Task goal: Reproduce all the entries exactly.

Stored data:
##########
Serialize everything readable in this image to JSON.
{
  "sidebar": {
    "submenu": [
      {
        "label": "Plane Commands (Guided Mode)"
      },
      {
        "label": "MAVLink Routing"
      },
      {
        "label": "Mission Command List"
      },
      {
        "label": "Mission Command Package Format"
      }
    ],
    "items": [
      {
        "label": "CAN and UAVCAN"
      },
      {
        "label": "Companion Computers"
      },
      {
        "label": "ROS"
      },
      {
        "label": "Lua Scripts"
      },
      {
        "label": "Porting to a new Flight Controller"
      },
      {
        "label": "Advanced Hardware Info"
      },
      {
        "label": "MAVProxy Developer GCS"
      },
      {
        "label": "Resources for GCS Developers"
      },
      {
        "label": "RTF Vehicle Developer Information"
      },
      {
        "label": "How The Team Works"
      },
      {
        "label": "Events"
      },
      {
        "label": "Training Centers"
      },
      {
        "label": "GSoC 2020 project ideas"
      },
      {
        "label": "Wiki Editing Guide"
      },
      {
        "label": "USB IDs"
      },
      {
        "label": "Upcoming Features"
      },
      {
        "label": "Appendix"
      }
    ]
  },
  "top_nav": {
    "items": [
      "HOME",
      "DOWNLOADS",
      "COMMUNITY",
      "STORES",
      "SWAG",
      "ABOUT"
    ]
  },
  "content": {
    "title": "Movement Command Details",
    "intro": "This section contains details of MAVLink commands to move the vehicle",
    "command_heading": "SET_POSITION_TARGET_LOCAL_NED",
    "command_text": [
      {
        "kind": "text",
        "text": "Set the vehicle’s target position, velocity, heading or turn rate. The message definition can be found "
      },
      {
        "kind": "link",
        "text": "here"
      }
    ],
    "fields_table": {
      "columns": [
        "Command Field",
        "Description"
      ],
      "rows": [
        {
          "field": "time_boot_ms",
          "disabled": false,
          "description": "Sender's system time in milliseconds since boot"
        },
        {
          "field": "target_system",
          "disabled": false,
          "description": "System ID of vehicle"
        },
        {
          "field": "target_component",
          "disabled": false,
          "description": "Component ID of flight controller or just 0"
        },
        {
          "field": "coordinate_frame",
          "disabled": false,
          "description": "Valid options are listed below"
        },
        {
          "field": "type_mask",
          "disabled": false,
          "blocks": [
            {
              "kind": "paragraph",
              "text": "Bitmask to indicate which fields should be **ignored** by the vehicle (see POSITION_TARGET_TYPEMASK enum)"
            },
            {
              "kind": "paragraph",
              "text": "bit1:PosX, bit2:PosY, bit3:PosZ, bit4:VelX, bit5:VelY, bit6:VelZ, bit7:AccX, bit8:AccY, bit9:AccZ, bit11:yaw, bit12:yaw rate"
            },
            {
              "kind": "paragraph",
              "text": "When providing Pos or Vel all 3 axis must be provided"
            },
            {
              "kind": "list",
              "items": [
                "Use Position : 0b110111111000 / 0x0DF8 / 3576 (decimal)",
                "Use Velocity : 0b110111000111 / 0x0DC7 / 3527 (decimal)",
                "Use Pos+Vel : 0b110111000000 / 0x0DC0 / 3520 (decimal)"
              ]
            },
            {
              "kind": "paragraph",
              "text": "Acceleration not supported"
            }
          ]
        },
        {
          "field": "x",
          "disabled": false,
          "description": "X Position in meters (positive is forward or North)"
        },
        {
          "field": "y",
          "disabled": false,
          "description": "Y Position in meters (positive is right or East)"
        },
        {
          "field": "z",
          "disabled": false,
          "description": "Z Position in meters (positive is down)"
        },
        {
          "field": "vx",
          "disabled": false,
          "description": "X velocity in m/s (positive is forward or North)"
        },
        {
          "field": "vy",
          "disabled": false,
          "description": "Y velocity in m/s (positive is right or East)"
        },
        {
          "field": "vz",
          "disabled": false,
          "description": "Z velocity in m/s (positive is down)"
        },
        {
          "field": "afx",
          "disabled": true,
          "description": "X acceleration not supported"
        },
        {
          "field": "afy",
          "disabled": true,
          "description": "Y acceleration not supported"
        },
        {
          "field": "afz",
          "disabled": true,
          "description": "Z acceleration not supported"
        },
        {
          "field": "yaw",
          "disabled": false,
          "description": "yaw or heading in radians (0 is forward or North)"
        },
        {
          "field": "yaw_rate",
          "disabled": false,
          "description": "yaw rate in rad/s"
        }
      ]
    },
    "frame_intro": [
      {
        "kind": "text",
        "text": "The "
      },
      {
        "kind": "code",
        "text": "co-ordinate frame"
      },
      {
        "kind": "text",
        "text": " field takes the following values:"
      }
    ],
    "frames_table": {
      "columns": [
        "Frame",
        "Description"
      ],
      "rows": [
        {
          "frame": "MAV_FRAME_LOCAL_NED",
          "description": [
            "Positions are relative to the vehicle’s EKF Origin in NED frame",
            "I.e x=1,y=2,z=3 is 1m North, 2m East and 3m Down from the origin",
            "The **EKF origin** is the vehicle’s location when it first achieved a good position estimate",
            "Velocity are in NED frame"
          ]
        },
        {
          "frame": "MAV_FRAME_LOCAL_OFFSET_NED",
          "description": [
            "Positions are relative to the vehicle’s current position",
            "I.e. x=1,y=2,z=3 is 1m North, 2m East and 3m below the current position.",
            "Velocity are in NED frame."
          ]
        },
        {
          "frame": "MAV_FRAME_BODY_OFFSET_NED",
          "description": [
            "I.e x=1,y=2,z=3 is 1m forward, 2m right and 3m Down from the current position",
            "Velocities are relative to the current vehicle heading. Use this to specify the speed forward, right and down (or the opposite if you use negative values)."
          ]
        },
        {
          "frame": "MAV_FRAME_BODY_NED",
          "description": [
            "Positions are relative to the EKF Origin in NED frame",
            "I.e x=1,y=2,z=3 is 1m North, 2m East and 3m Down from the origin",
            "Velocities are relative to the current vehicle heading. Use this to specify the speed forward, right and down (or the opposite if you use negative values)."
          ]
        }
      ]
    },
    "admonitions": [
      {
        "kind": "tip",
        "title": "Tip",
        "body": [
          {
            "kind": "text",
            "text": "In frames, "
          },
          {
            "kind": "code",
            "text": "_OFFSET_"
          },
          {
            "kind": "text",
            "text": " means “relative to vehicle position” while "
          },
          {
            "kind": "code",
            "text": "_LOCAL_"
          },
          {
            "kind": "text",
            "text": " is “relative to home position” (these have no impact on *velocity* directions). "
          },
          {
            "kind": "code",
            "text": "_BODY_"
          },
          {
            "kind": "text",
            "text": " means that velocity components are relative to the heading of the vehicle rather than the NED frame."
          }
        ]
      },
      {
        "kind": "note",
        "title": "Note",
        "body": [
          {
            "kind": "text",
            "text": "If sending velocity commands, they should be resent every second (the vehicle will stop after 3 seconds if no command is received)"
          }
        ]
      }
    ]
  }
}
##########
Finished task:
Serialize everything readable in this image to JSON.
{
  "sidebar": {
    "submenu": [
      {
        "label": "Plane Commands (Guided Mode)"
      },
      {
        "label": "MAVLink Routing"
      },
      {
        "label": "Mission Command List"
      },
      {
        "label": "Mission Command Package Format"
      }
    ],
    "items": [
      {
        "label": "CAN and UAVCAN"
      },
      {
        "label": "Companion Computers"
      },
      {
        "label": "ROS"
      },
      {
        "label": "Lua Scripts"
      },
      {
        "label": "Porting to a new Flight Controller"
      },
      {
        "label": "Advanced Hardware Info"
      },
      {
        "label": "MAVProxy Developer GCS"
      },
      {
        "label": "Resources for GCS Developers"
      },
      {
        "label": "RTF Vehicle Developer Information"
      },
      {
        "label": "How The Team Works"
      },
      {
        "label": "Events"
      },
      {
        "label": "Training Centers"
      },
      {
        "label": "GSoC 2020 project ideas"
      },
      {
        "label": "Wiki Editing Guide"
      },
      {
        "label": "USB IDs"
      },
      {
        "label": "Upcoming Features"
      },
      {
        "label": "Appendix"
      }
    ]
  },
  "top_nav": {
    "items": [
      "HOME",
      "DOWNLOADS",
      "COMMUNITY",
      "STORES",
      "SWAG",
      "ABOUT"
    ]
  },
  "content": {
    "title": "Movement Command Details",
    "intro": "This section contains details of MAVLink commands to move the vehicle",
    "command_heading": "SET_POSITION_TARGET_LOCAL_NED",
    "command_text": [
      {
        "kind": "text",
        "text": "Set the vehicle’s target position, velocity, heading or turn rate. The message definition can be found "
      },
      {
        "kind": "link",
        "text": "here"
      }
    ],
    "fields_table": {
      "columns": [
        "Command Field",
        "Description"
      ],
      "rows": [
        {
          "field": "time_boot_ms",
          "disabled": false,
          "description": "Sender's system time in milliseconds since boot"
        },
        {
          "field": "target_system",
          "disabled": false,
          "description": "System ID of vehicle"
        },
        {
          "field": "target_component",
          "disabled": false,
          "description": "Component ID of flight controller or just 0"
        },
        {
          "field": "coordinate_frame",
          "disabled": false,
          "description": "Valid options are listed below"
        },
        {
          "field": "type_mask",
          "disabled": false,
          "blocks": [
            {
              "kind": "paragraph",
              "text": "Bitmask to indicate which fields should be **ignored** by the vehicle (see POSITION_TARGET_TYPEMASK enum)"
            },
            {
              "kind": "paragraph",
              "text": "bit1:PosX, bit2:PosY, bit3:PosZ, bit4:VelX, bit5:VelY, bit6:VelZ, bit7:AccX, bit8:AccY, bit9:AccZ, bit11:yaw, bit12:yaw rate"
            },
            {
              "kind": "paragraph",
              "text": "When providing Pos or Vel all 3 axis must be provided"
            },
            {
              "kind": "list",
              "items": [
                "Use Position : 0b110111111000 / 0x0DF8 / 3576 (decimal)",
                "Use Velocity : 0b110111000111 / 0x0DC7 / 3527 (decimal)",
                "Use Pos+Vel : 0b110111000000 / 0x0DC0 / 3520 (decimal)"
              ]
            },
            {
              "kind": "paragraph",
              "text": "Acceleration not supported"
            }
          ]
        },
        {
          "field": "x",
          "disabled": false,
          "description": "X Position in meters (positive is forward or North)"
        },
        {
          "field": "y",
          "disabled": false,
          "description": "Y Position in meters (positive is right or East)"
        },
        {
          "field": "z",
          "disabled": false,
          "description": "Z Position in meters (positive is down)"
        },
        {
          "field": "vx",
          "disabled": false,
          "description": "X velocity in m/s (positive is forward or North)"
        },
        {
          "field": "vy",
          "disabled": false,
          "description": "Y velocity in m/s (positive is right or East)"
        },
        {
          "field": "vz",
          "disabled": false,
          "description": "Z velocity in m/s (positive is down)"
        },
        {
          "field": "afx",
          "disabled": true,
          "description": "X acceleration not supported"
        },
        {
          "field": "afy",
          "disabled": true,
          "description": "Y acceleration not supported"
        },
        {
          "field": "afz",
          "disabled": true,
          "description": "Z acceleration not supported"
        },
        {
          "field": "yaw",
          "disabled": false,
          "description": "yaw or heading in radians (0 is forward or North)"
        },
        {
          "field": "yaw_rate",
          "disabled": false,
          "description": "yaw rate in rad/s"
        }
      ]
    },
    "frame_intro": [
      {
        "kind": "text",
        "text": "The "
      },
      {
        "kind": "code",
        "text": "co-ordinate frame"
      },
      {
        "kind": "text",
        "text": " field takes the following values:"
      }
    ],
    "frames_table": {
      "columns": [
        "Frame",
        "Description"
      ],
      "rows": [
        {
          "frame": "MAV_FRAME_LOCAL_NED",
          "description": [
            "Positions are relative to the vehicle’s EKF Origin in NED frame",
            "I.e x=1,y=2,z=3 is 1m North, 2m East and 3m Down from the origin",
            "The **EKF origin** is the vehicle’s location when it first achieved a good position estimate",
            "Velocity are in NED frame"
          ]
        },
        {
          "frame": "MAV_FRAME_LOCAL_OFFSET_NED",
          "description": [
            "Positions are relative to the vehicle’s current position",
            "I.e. x=1,y=2,z=3 is 1m North, 2m East and 3m below the current position.",
            "Velocity are in NED frame."
          ]
        },
        {
          "frame": "MAV_FRAME_BODY_OFFSET_NED",
          "description": [
            "I.e x=1,y=2,z=3 is 1m forward, 2m right and 3m Down from the current position",
            "Velocities are relative to the current vehicle heading. Use this to specify the speed forward, right and down (or the opposite if you use negative values)."
          ]
        },
        {
          "frame": "MAV_FRAME_BODY_NED",
          "description": [
            "Positions are relative to the EKF Origin in NED frame",
            "I.e x=1,y=2,z=3 is 1m North, 2m East and 3m Down from the origin",
            "Velocities are relative to the current vehicle heading. Use this to specify the speed forward, right and down (or the opposite if you use negative values)."
          ]
        }
      ]
    },
    "admonitions": [
      {
        "kind": "tip",
        "title": "Tip",
        "body": [
          {
            "kind": "text",
            "text": "In frames, "
          },
          {
            "kind": "code",
            "text": "_OFFSET_"
          },
          {
            "kind": "text",
            "text": " means “relative to vehicle position” while "
          },
          {
            "kind": "code",
            "text": "_LOCAL_"
          },
          {
            "kind": "text",
            "text": " is “relative to home position” (these have no impact on *velocity* directions). "
          },
          {
            "kind": "code",
            "text": "_BODY_"
          },
          {
            "kind": "text",
            "text": " means that velocity components are relative to the heading of the vehicle rather than the NED frame."
          }
        ]
      },
      {
        "kind": "note",
        "title": "Note",
        "body": [
          {
            "kind": "text",
            "text": "If sending velocity commands, they should be resent every second (the vehicle will stop after 3 seconds if no command is received)"
          }
        ]
      }
    ]
  }
}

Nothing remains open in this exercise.